Seemingly on the cancellation bubble since its debut, Fringe is the rare endangered show that not only deserves to be saved but has markedly improved over time. Where Season One was decidedly hit or miss with its mixture of standalone monster of the week and complex conspiracy episodes, Season Two was sporadically great when it focused on the parallel universe and Walter’s desperate attempts to conceal Peter’s secret origin, leading up to a spellbinding trip to the other side as the season closed. Season Three was a chance for the creators to finally convince viewers they had figured out what the show was about, and they knocked it out of the park.
Instead of wasting time on throwaway standalone episodes, each episode of Season Three built on the previous one and expanded the grand scope of the parallel universe concept while tracking the creation of a doomsday device on the other side. This opened up the show to some delicious dual character roles, especially for Walter/Walternate (John Noble) and Olivia/Fauxlivia (Anna Torv). Well, in the case of Olivia it was actually a triple role since she temporarily channeled the spirit of William Bell (Leonard Nimoy) with surprisingly effective Nimoy inflection.

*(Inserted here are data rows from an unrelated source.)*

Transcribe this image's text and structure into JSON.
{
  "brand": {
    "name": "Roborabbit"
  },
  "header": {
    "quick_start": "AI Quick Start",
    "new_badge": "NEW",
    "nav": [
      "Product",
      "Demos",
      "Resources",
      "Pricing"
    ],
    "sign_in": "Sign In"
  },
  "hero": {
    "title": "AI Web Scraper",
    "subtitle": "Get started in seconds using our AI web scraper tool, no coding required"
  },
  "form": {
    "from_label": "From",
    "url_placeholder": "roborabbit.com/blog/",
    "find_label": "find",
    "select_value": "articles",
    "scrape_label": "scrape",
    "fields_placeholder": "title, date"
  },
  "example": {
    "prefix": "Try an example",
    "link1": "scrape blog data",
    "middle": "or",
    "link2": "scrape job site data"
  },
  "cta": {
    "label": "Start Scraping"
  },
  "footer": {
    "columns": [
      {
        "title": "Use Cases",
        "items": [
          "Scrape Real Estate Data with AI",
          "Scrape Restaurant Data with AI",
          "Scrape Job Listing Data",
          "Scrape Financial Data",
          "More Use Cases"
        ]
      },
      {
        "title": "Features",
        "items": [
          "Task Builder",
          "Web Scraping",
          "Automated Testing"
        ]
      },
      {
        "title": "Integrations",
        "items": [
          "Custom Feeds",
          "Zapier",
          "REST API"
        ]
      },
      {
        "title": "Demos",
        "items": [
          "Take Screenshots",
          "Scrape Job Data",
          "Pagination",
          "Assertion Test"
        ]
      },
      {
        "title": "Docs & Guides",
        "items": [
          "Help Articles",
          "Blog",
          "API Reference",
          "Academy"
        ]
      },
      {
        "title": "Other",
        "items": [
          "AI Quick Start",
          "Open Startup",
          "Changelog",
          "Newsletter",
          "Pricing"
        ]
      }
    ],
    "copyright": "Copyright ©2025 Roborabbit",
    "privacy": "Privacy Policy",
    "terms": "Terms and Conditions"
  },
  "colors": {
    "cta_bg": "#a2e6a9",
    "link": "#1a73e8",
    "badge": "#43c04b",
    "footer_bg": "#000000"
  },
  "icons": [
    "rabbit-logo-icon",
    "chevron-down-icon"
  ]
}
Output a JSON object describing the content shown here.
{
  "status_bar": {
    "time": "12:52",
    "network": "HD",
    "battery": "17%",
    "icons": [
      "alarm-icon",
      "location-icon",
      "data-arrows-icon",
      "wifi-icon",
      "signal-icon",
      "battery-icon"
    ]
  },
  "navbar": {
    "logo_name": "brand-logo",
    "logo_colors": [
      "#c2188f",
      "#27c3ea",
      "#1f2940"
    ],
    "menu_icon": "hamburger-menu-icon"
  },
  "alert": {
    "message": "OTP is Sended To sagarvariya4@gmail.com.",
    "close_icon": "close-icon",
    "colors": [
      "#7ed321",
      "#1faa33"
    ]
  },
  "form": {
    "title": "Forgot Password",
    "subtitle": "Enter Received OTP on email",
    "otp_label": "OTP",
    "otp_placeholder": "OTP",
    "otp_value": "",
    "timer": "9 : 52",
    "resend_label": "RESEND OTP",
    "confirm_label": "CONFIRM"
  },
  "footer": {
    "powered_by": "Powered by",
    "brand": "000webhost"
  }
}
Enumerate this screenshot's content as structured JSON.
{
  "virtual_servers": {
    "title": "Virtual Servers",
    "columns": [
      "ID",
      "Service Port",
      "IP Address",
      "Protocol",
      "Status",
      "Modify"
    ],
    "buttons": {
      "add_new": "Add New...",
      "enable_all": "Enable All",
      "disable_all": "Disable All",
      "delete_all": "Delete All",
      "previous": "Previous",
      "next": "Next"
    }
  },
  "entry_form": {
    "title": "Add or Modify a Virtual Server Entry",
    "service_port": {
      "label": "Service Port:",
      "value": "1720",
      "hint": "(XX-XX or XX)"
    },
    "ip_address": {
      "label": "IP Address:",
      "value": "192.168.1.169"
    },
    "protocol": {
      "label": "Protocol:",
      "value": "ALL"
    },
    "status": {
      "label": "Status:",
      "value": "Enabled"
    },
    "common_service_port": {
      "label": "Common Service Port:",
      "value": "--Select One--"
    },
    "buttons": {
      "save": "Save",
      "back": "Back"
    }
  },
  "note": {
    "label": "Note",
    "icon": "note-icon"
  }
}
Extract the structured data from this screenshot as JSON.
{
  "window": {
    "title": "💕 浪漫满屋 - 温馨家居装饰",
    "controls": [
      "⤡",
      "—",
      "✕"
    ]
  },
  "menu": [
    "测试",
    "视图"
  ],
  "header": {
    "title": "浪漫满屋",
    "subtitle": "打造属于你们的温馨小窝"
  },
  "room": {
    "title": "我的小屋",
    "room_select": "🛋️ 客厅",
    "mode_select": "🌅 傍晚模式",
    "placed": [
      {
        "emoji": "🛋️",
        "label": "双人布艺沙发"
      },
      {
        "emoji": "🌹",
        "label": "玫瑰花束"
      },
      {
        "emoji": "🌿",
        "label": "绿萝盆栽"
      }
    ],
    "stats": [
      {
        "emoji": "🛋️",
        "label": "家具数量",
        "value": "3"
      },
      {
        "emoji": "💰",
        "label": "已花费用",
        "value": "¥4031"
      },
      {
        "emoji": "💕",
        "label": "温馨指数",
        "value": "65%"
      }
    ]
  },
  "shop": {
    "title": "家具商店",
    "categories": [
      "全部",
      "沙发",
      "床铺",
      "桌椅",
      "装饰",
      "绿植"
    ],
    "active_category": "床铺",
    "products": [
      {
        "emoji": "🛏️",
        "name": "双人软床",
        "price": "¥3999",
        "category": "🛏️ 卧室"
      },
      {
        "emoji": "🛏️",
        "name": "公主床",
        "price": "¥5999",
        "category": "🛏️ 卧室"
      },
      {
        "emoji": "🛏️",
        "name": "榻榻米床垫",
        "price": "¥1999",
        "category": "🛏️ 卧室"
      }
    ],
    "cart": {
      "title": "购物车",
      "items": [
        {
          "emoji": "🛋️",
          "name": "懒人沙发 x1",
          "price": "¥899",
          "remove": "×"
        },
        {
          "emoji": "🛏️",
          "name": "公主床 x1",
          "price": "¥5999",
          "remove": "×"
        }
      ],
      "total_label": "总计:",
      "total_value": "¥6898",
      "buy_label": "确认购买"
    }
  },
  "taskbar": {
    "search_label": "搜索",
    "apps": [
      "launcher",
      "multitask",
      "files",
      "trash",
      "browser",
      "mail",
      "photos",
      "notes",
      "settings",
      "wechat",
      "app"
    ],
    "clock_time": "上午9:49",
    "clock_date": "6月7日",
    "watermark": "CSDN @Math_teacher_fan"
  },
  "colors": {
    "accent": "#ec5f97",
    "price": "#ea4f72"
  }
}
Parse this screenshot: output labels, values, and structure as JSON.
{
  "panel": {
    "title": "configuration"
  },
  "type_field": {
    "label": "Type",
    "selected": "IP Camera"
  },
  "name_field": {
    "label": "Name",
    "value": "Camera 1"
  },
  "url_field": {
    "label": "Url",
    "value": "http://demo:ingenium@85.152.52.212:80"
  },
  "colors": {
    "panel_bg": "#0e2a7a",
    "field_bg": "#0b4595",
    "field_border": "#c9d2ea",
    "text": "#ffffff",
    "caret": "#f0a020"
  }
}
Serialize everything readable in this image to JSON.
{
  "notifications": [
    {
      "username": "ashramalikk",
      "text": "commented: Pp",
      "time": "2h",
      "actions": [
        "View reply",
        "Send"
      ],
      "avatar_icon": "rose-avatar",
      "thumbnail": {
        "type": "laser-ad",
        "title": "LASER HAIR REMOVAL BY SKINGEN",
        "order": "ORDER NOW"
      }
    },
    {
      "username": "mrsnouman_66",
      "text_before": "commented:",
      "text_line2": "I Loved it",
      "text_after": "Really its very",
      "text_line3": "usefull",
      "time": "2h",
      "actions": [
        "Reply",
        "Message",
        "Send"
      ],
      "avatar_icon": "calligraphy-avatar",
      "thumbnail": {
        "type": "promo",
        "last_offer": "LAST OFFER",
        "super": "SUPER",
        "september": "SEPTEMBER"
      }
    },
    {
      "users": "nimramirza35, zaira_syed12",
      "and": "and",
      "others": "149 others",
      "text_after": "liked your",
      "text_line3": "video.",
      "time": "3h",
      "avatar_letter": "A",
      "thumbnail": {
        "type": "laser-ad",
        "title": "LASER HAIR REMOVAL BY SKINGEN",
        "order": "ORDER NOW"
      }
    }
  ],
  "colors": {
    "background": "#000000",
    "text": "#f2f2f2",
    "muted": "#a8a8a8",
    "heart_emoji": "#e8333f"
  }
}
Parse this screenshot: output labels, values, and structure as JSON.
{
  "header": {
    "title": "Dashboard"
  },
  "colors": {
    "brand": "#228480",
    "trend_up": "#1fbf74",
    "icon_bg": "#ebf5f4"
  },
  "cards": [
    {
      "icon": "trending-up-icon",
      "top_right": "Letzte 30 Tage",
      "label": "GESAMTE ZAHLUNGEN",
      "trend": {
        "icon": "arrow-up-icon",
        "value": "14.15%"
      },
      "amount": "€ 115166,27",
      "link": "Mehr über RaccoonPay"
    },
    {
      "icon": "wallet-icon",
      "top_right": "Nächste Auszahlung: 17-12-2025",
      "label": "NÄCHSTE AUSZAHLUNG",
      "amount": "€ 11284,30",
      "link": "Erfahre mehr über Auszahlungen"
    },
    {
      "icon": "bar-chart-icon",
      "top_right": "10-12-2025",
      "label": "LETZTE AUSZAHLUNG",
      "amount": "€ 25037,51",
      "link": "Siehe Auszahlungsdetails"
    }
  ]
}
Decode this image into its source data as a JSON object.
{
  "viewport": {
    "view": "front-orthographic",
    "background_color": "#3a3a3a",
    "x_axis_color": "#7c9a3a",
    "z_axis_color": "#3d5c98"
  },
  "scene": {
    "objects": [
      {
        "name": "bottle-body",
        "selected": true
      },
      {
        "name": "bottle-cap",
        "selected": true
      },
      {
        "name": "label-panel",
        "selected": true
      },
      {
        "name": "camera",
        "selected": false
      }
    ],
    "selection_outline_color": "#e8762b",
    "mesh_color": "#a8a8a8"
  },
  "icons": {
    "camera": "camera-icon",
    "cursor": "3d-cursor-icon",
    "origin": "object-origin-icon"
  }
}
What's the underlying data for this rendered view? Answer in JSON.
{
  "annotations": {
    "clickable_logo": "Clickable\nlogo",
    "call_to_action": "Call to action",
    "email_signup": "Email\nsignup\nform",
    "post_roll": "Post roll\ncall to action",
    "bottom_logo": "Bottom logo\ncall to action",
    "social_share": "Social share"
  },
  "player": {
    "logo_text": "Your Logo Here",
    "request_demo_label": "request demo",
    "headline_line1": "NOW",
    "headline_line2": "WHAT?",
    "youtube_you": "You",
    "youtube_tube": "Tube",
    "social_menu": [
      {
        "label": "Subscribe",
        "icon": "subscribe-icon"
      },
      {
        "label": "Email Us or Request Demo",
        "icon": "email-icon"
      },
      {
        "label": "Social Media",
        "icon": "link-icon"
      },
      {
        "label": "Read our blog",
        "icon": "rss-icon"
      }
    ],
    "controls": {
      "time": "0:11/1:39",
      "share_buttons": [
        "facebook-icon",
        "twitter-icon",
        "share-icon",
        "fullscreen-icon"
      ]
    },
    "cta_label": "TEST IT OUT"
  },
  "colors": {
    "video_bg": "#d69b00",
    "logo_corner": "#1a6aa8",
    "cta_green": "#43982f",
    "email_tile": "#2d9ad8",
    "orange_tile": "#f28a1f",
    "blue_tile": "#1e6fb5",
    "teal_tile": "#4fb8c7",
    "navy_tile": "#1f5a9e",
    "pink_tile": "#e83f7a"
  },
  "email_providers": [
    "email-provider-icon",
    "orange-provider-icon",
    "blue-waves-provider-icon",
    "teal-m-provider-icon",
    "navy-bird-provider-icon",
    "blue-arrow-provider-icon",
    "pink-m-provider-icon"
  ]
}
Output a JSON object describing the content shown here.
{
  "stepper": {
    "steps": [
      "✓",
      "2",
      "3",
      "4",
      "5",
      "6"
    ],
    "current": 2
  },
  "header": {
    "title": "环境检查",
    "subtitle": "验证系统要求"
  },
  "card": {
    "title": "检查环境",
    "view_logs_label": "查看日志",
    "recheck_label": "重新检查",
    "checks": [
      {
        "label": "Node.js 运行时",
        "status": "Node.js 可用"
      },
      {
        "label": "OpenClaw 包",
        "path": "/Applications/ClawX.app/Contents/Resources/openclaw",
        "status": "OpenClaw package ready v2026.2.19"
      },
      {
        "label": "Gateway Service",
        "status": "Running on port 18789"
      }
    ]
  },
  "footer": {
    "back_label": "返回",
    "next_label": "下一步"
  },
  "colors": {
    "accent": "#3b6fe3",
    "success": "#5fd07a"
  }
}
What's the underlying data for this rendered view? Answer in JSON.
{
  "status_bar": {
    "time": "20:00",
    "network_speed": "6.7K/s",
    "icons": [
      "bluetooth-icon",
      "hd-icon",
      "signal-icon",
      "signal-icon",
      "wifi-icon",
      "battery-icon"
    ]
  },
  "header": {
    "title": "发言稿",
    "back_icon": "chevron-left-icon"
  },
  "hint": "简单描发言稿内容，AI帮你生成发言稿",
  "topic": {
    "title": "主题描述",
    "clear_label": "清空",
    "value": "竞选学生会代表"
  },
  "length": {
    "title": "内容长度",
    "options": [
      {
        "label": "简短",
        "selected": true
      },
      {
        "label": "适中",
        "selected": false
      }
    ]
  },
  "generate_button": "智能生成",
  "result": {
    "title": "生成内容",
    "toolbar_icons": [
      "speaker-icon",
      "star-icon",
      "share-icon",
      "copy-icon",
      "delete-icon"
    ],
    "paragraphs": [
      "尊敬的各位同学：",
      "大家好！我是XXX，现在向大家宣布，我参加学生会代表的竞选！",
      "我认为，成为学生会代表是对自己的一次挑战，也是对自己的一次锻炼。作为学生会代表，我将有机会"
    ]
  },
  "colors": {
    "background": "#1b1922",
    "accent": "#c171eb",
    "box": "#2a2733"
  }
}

John Noble still easily stole the season’s acting crown though, with his charmingly befuddled Walter character a nearly polar opposite to his focused and deadly Walternate.
Meanwhile, Joshua Jackson still drifted along as Pacey…er, Peter, still trying to find his place in the show after three years. In his defense, the show still doesn’t seem to know what to do with him, ultimately just making him a pawn in the war between the two sides and two Walters. Sure, there’s the half-hearted and inevitable romance with both Olivias, but he’s still more a plot point than a protagonist, making the shocking conclusion of the season not all that shocking after all. That’s not to say it’s not a great setup for Season Four, because it’s nearly as good as Season Two’s cliffhanger, but there won’t be much of a gaping hole to fill while they resolve the new direction.
Since the show plays out like a season-long movie, the Blu-ray format is ideal for experiencing its visceral audiovisual thrills in pristine 1080p and DTS HD-Master Audio. The effects approach theatrical quality and the overall production values of the show ensure that the hi-def format is worth the extra investment. The box set is packed with over three hours of extras including a look at the animation process for the innovative “Lysergic Acid Diethylamide” episode, commentary on two episodes, a gag reel, and an exclusive Blu-ray bonus that provides pop-up commentaries and featurettes during the “Os” episode.
Fringe: The Complete Third Season is now available on Blu-ray and DVD in just enough time for a viewing marathon before Season Four debuts later this month.